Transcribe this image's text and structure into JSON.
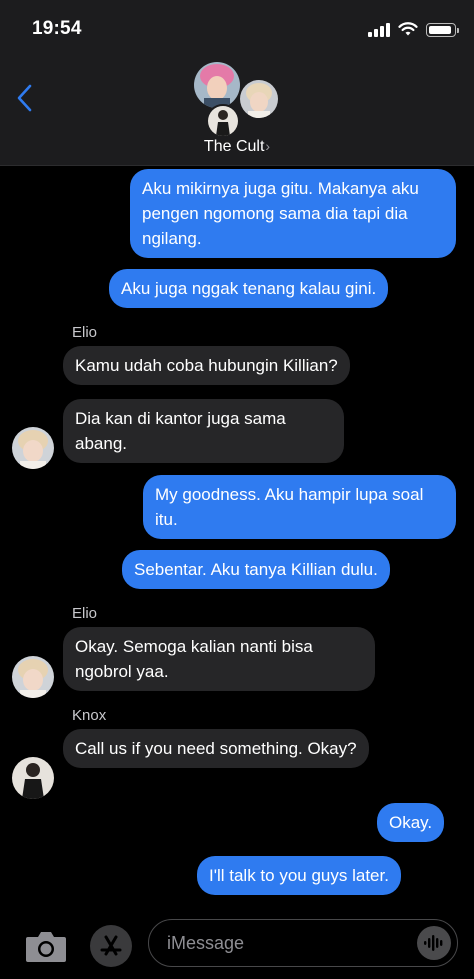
{
  "status_bar": {
    "time": "19:54",
    "battery_level": 0.95
  },
  "header": {
    "group_name": "The Cult"
  },
  "messages": [
    {
      "type": "outgoing",
      "text": "Aku mikirnya juga gitu. Makanya aku pengen ngomong sama dia tapi dia ngilang."
    },
    {
      "type": "outgoing",
      "text": "Aku juga nggak tenang kalau gini."
    },
    {
      "type": "sender",
      "text": "Elio"
    },
    {
      "type": "incoming",
      "text": "Kamu udah coba hubungin Killian?"
    },
    {
      "type": "incoming",
      "text": "Dia kan di kantor juga sama abang."
    },
    {
      "type": "outgoing",
      "text": "My goodness. Aku hampir lupa soal itu."
    },
    {
      "type": "outgoing",
      "text": "Sebentar. Aku tanya Killian dulu."
    },
    {
      "type": "sender",
      "text": "Elio"
    },
    {
      "type": "incoming",
      "text": "Okay. Semoga kalian nanti bisa ngobrol yaa."
    },
    {
      "type": "sender",
      "text": "Knox"
    },
    {
      "type": "incoming",
      "text": "Call us if you need something. Okay?"
    },
    {
      "type": "outgoing",
      "text": "Okay."
    },
    {
      "type": "outgoing",
      "text": "I'll talk to you guys later."
    }
  ],
  "input": {
    "placeholder": "iMessage"
  },
  "icons": {
    "back": "chevron-left-icon",
    "camera": "camera-icon",
    "apps": "app-store-icon",
    "audio": "audio-waveform-icon"
  },
  "colors": {
    "outgoing": "#2f7bf0",
    "incoming": "#262628",
    "accent": "#2f7bf0"
  }
}
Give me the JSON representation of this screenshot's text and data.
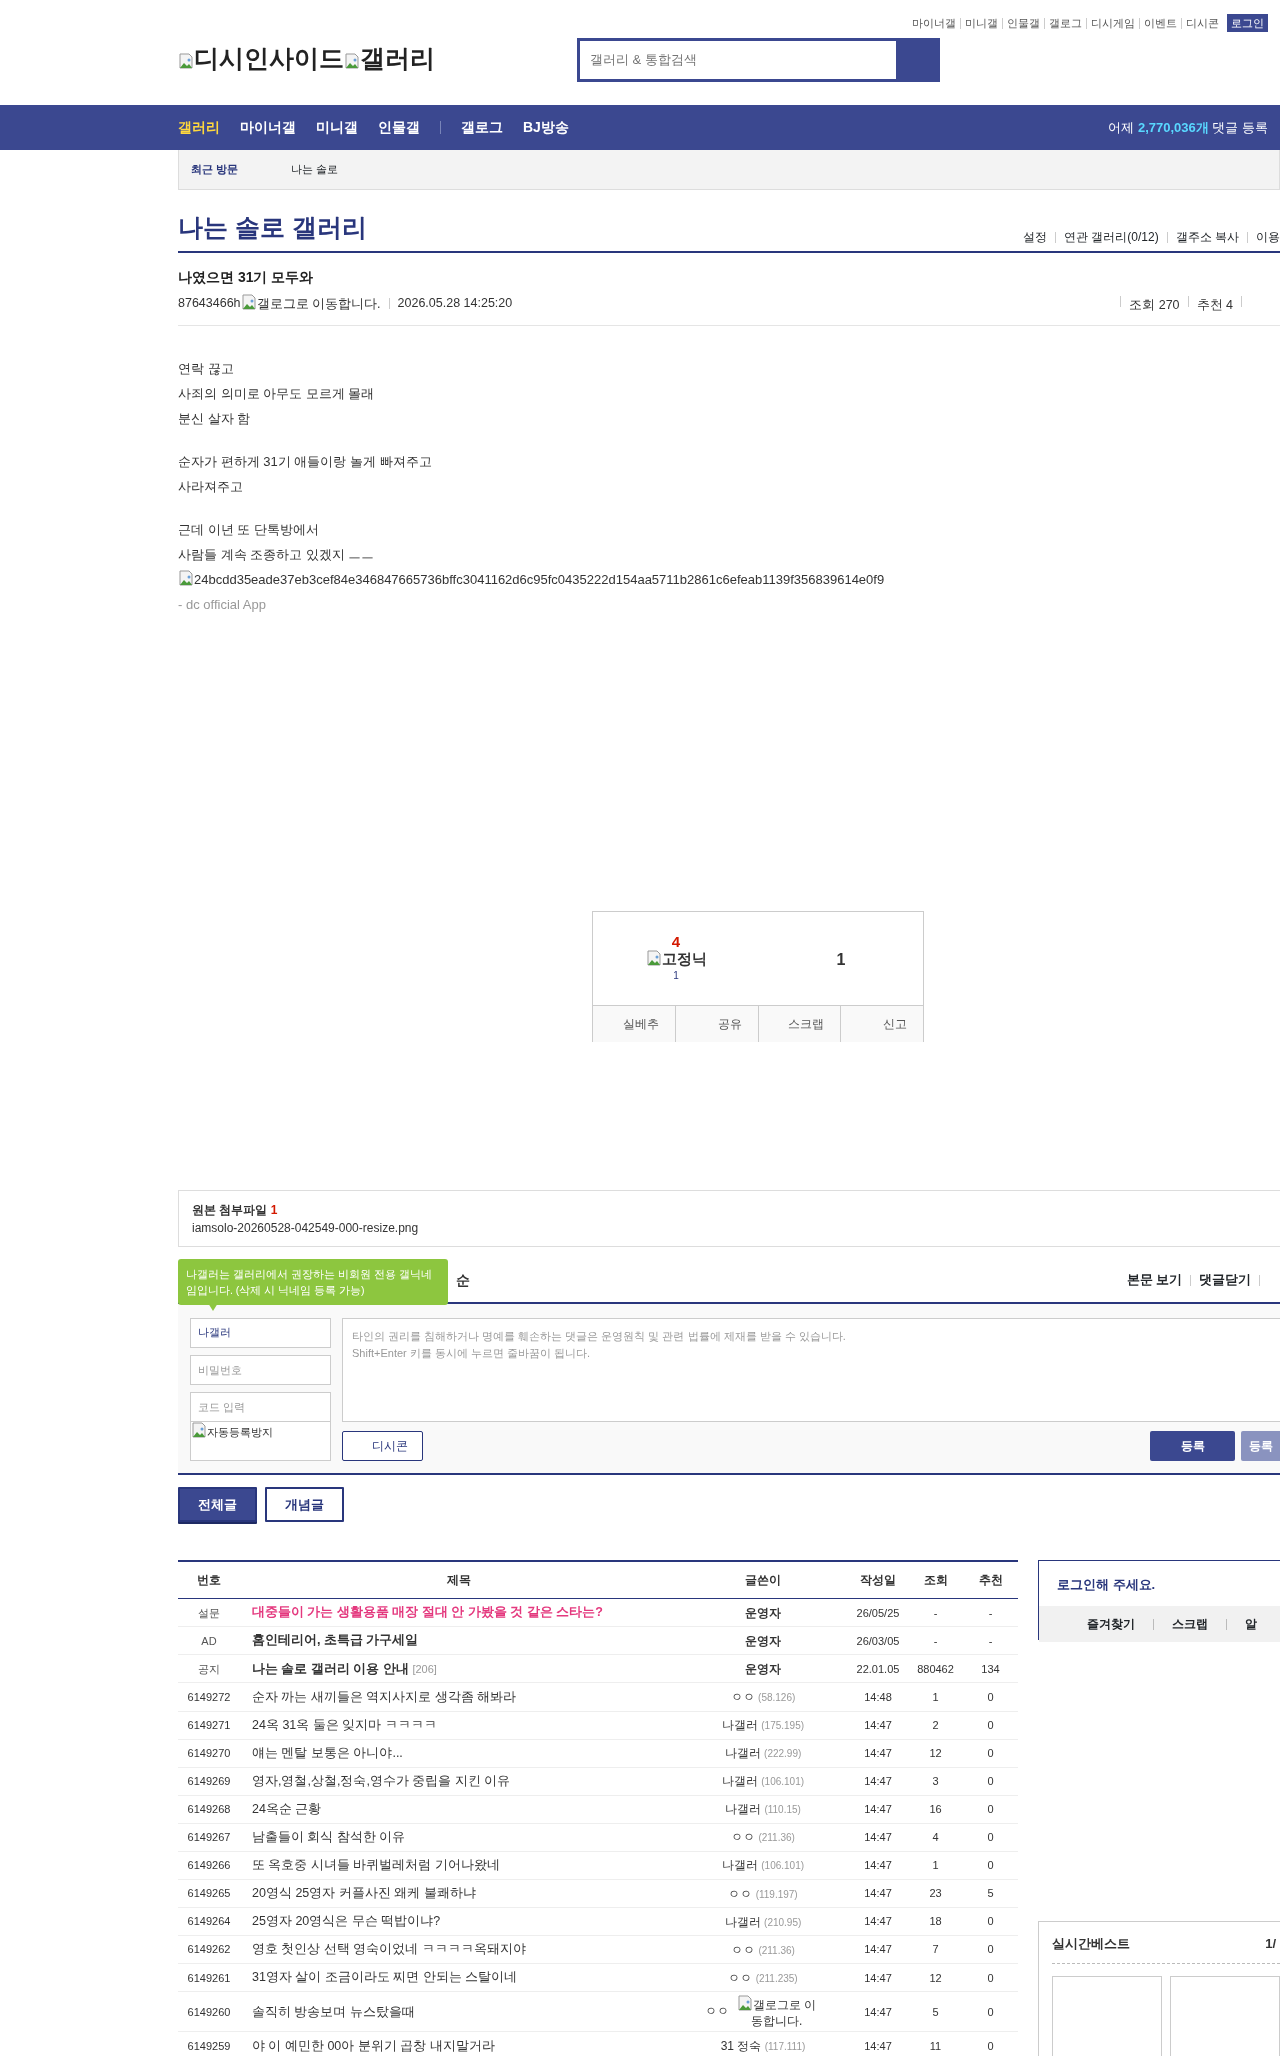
{
  "top_links": [
    "마이너갤",
    "미니갤",
    "인물갤",
    "갤로그",
    "디시게임",
    "이벤트",
    "디시콘"
  ],
  "login_button": "로그인",
  "logo": {
    "site_alt": "디시인사이드",
    "section_alt": "갤러리"
  },
  "search": {
    "placeholder": "갤러리 & 통합검색"
  },
  "nav": {
    "main": [
      {
        "label": "갤러리",
        "selected": true
      },
      {
        "label": "마이너갤",
        "selected": false
      },
      {
        "label": "미니갤",
        "selected": false
      },
      {
        "label": "인물갤",
        "selected": false
      }
    ],
    "extra": [
      {
        "label": "갤로그",
        "selected": false
      },
      {
        "label": "BJ방송",
        "selected": false
      }
    ],
    "stats": {
      "prefix": "어제",
      "count": "2,770,036개",
      "suffix": "댓글 등록"
    }
  },
  "recent": {
    "label": "최근 방문",
    "items": [
      "나는 솔로"
    ]
  },
  "gallery": {
    "title": "나는 솔로 갤러리",
    "links": [
      "설정",
      "연관 갤러리(0/12)",
      "갤주소 복사",
      "이용"
    ]
  },
  "post": {
    "title": "나였으면 31기 모두와",
    "author": "87643466h",
    "author_badge_alt": "갤로그로 이동합니다.",
    "date": "2026.05.28 14:25:20",
    "views": "조회 270",
    "recs": "추천 4",
    "paragraphs": [
      [
        "연락 끊고",
        "사죄의 의미로 아무도 모르게 몰래",
        "분신 살자 함"
      ],
      [
        "순자가 편하게 31기 애들이랑 놀게 빠져주고",
        "사라져주고"
      ],
      [
        "근데 이년 또 단톡방에서",
        "사람들 계속 조종하고 있겠지 ㅡㅡ"
      ]
    ],
    "image_alt": "24bcdd35eade37eb3cef84e346847665736bffc3041162d6c95fc0435222d154aa5711b2861c6efeab1139f356839614e0f9",
    "signature": "- dc official App"
  },
  "vote": {
    "up_count": "4",
    "fixed_alt": "고정닉",
    "fixed_count": "1",
    "down_count": "1",
    "actions": [
      "실베추",
      "공유",
      "스크랩",
      "신고"
    ]
  },
  "attachment": {
    "label": "원본 첨부파일",
    "count": "1",
    "file": "iamsolo-20260528-042549-000-resize.png"
  },
  "comments": {
    "tooltip": "나갤러는 갤러리에서 권장하는 비회원 전용 갤닉네임입니다. (삭제 시 닉네임 등록 가능)",
    "heading_visible": "순",
    "links": [
      "본문 보기",
      "댓글닫기"
    ],
    "form": {
      "nick": "나갤러",
      "password_placeholder": "비밀번호",
      "code_placeholder": "코드 입력",
      "captcha_alt": "자동등록방지",
      "text_placeholder": "타인의 권리를 침해하거나 명예를 훼손하는 댓글은 운영원칙 및 관련 법률에 제재를 받을 수 있습니다.\nShift+Enter 키를 동시에 누르면 줄바꿈이 됩니다.",
      "dccon": "디시콘",
      "submit": [
        {
          "label": "등록",
          "disabled": false
        },
        {
          "label": "등록",
          "disabled": true
        }
      ]
    }
  },
  "list_tabs": [
    {
      "label": "전체글",
      "selected": true
    },
    {
      "label": "개념글",
      "selected": false
    }
  ],
  "table": {
    "columns": [
      "번호",
      "제목",
      "글쓴이",
      "작성일",
      "조회",
      "추천"
    ],
    "rows": [
      {
        "kind": "survey",
        "num": "설문",
        "title": "대중들이 가는 생활용품 매장 절대 안 가봤을 것 같은 스타는?",
        "writer": "운영자",
        "date": "26/05/25",
        "views": "-",
        "recs": "-"
      },
      {
        "kind": "ad",
        "num": "AD",
        "title": "홈인테리어, 초특급 가구세일",
        "writer": "운영자",
        "date": "26/03/05",
        "views": "-",
        "recs": "-"
      },
      {
        "kind": "notice",
        "num": "공지",
        "title": "나는 솔로 갤러리 이용 안내",
        "reply_count": "[206]",
        "writer": "운영자",
        "date": "22.01.05",
        "views": "880462",
        "recs": "134"
      },
      {
        "kind": "post",
        "num": "6149272",
        "title": "순자 까는 새끼들은 역지사지로 생각좀 해봐라",
        "writer": "ㅇㅇ",
        "ip": "(58.126)",
        "date": "14:48",
        "views": "1",
        "recs": "0"
      },
      {
        "kind": "post",
        "num": "6149271",
        "title": "24옥 31옥 둘은 잊지마 ㅋㅋㅋㅋ",
        "writer": "나갤러",
        "ip": "(175.195)",
        "date": "14:47",
        "views": "2",
        "recs": "0"
      },
      {
        "kind": "post",
        "num": "6149270",
        "title": "얘는 멘탈 보통은 아니야...",
        "writer": "나갤러",
        "ip": "(222.99)",
        "date": "14:47",
        "views": "12",
        "recs": "0"
      },
      {
        "kind": "post",
        "num": "6149269",
        "title": "영자,영철,상철,정숙,영수가 중립을 지킨 이유",
        "writer": "나갤러",
        "ip": "(106.101)",
        "date": "14:47",
        "views": "3",
        "recs": "0"
      },
      {
        "kind": "post",
        "num": "6149268",
        "title": "24옥순 근황",
        "writer": "나갤러",
        "ip": "(110.15)",
        "date": "14:47",
        "views": "16",
        "recs": "0"
      },
      {
        "kind": "post",
        "num": "6149267",
        "title": "남출들이 회식 참석한 이유",
        "writer": "ㅇㅇ",
        "ip": "(211.36)",
        "date": "14:47",
        "views": "4",
        "recs": "0"
      },
      {
        "kind": "post",
        "num": "6149266",
        "title": "또 옥호중 시녀들 바퀴벌레처럼 기어나왔네",
        "writer": "나갤러",
        "ip": "(106.101)",
        "date": "14:47",
        "views": "1",
        "recs": "0"
      },
      {
        "kind": "post",
        "num": "6149265",
        "title": "20영식 25영자 커플사진 왜케 불쾌하냐",
        "writer": "ㅇㅇ",
        "ip": "(119.197)",
        "date": "14:47",
        "views": "23",
        "recs": "5"
      },
      {
        "kind": "post",
        "num": "6149264",
        "title": "25영자 20영식은 무슨 떡밥이냐?",
        "writer": "나갤러",
        "ip": "(210.95)",
        "date": "14:47",
        "views": "18",
        "recs": "0"
      },
      {
        "kind": "post",
        "num": "6149262",
        "title": "영호 첫인상 선택 영숙이었네 ㅋㅋㅋㅋ옥돼지야",
        "writer": "ㅇㅇ",
        "ip": "(211.36)",
        "date": "14:47",
        "views": "7",
        "recs": "0"
      },
      {
        "kind": "post",
        "num": "6149261",
        "title": "31영자 살이 조금이라도 찌면 안되는 스탈이네",
        "writer": "ㅇㅇ",
        "ip": "(211.235)",
        "date": "14:47",
        "views": "12",
        "recs": "0"
      },
      {
        "kind": "post",
        "num": "6149260",
        "title": "솔직히 방송보며 뉴스탔을때",
        "writer": "ㅇㅇ",
        "badge_alt": "갤로그로 이동합니다.",
        "date": "14:47",
        "views": "5",
        "recs": "0"
      },
      {
        "kind": "post",
        "num": "6149259",
        "title": "야 이 예민한 00아 분위기 곱창 내지말거라",
        "writer": "31 정숙",
        "ip": "(117.111)",
        "date": "14:47",
        "views": "11",
        "recs": "0"
      }
    ]
  },
  "side": {
    "login_prompt": "로그인해 주세요.",
    "links": [
      "즐겨찾기",
      "스크랩",
      "알"
    ],
    "best_title": "실시간베스트",
    "best_page": "1/"
  }
}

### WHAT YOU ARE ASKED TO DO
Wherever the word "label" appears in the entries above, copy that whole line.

### TASK OUTPUT
        "label": "갤러리",
        "label": "마이너갤",
        "label": "미니갤",
        "label": "인물갤",
        "label": "갤로그",
        "label": "BJ방송",
    "label": "최근 방문",
    "label": "원본 첨부파일",
          "label": "등록",
          "label": "등록",
      "label": "전체글",
      "label": "개념글",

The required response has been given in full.